‘I’m drawn to painting, traditional modelling, and software, and I love getting my hands dirty; cooking up a ceramic piece and seeing the results come out of the kiln is a feeling akin to creating a new 3D printed design for the first time.’
- 3D printing if very technical, and most people see it as a male-dominated field. Is there anything you’d like to say to other women who want to be taken seriously using 3D printing?
‘Yes, it’s odd that there are far more men in the world of 3D printing, and I don’t really get why.
‘My advice for women is to enjoy this tool and all the possibilities it offers. I don’t believe there are any limits for women in this sense, and if they need help with the technical side of things then they’re going to find a tonne of information that others have shared on the internet.’
‘I’m grateful to all the people who help out by sharing tutorials on their channels and social network pages.’
- What advice would you give to other people who want to use 3D printing to expand their art?
‘From my point of view, 3D printing is a marvelous tool, whether to create a final product or simply aid in the creation process. These days there are so many schools of art that are incorporating 3D printing technology into their education, and it makes the produced artworks so much more palpable.
‘It is doubtlessly also opening doors in commercial fields for many digital artists.’
‘My main advice is to just dive in to using these new tools with as much passion and as little fear as you can. Once you’ve carried out a project that you enjoyed working on, you will never tire of investigating and advancing your method. In this way, your own art will grow.’
- Do you have any plans for the future of your artwork, or any long-term plans you’d like to discuss?
I’m currently a teacher at a ceramic art school in Madrid. There, we are applying 3D printing to the creation of ceramic objects.’
‘In my personal workshop, I’m working on a few new 3D printing designs that I hope to publish this year.’
- Finally, is there anything else you’d like to say, or any other advice you’d like to give our readers about using 3D printing to create art?
‘3D printing is going to be with us for a long time, and it’s evolving exponentially.
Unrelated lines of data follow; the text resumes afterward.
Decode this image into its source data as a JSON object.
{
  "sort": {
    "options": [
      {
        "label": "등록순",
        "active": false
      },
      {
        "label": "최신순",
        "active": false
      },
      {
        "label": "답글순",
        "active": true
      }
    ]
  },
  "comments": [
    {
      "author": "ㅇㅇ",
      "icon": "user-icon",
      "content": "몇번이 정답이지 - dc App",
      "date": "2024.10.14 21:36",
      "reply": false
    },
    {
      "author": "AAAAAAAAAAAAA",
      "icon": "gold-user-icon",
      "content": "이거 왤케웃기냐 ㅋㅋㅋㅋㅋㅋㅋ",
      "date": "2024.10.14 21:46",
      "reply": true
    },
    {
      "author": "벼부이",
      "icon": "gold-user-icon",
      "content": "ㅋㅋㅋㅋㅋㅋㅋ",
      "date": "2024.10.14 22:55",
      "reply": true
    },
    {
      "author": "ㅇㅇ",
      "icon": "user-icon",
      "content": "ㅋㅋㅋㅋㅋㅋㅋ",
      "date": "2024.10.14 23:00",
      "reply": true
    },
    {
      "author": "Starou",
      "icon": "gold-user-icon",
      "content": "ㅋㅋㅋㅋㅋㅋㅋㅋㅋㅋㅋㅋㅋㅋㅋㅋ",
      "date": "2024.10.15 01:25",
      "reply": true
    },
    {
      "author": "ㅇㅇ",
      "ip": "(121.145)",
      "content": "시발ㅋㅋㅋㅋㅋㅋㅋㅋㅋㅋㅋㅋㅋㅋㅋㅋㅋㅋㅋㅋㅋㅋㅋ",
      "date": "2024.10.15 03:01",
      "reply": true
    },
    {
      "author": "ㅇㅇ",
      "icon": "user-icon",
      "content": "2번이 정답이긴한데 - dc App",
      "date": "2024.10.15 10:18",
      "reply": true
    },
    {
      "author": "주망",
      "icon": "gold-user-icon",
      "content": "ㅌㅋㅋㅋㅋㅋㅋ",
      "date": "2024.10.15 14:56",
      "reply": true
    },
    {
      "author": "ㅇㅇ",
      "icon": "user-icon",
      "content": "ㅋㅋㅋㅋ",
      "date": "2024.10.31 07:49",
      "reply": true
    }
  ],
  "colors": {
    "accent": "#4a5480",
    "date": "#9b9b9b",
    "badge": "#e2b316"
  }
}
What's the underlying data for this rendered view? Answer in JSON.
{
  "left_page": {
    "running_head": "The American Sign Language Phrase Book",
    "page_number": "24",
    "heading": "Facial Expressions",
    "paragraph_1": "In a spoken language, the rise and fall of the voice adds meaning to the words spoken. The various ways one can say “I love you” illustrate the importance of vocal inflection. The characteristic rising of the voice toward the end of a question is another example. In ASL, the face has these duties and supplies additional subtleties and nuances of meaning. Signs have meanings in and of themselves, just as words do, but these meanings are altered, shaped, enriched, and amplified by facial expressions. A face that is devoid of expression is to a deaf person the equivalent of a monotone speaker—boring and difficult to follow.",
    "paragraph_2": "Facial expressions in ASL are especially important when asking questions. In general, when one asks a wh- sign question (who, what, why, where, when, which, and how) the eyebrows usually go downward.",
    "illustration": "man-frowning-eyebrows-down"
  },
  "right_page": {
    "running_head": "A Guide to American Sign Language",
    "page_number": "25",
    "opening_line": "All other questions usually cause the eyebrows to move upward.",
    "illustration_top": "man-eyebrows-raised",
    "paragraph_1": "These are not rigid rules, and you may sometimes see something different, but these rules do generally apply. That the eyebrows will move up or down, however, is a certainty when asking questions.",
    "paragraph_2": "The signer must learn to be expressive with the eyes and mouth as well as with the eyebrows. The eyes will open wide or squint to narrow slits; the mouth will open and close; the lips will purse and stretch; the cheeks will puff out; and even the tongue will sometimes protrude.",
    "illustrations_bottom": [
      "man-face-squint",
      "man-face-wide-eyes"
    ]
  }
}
I would simply encourage people to continue experimenting and enjoying their time with it. I believe it’s going to bring artists many surprises to come, especially with newer printable materials.’
You can find more of Sonia Verdu’s work on her personal blog here.
If you enjoyed this article:
Sign up to our email list and get the latest 3D printing news, buyer’s guides and giveaways direct to your inbox: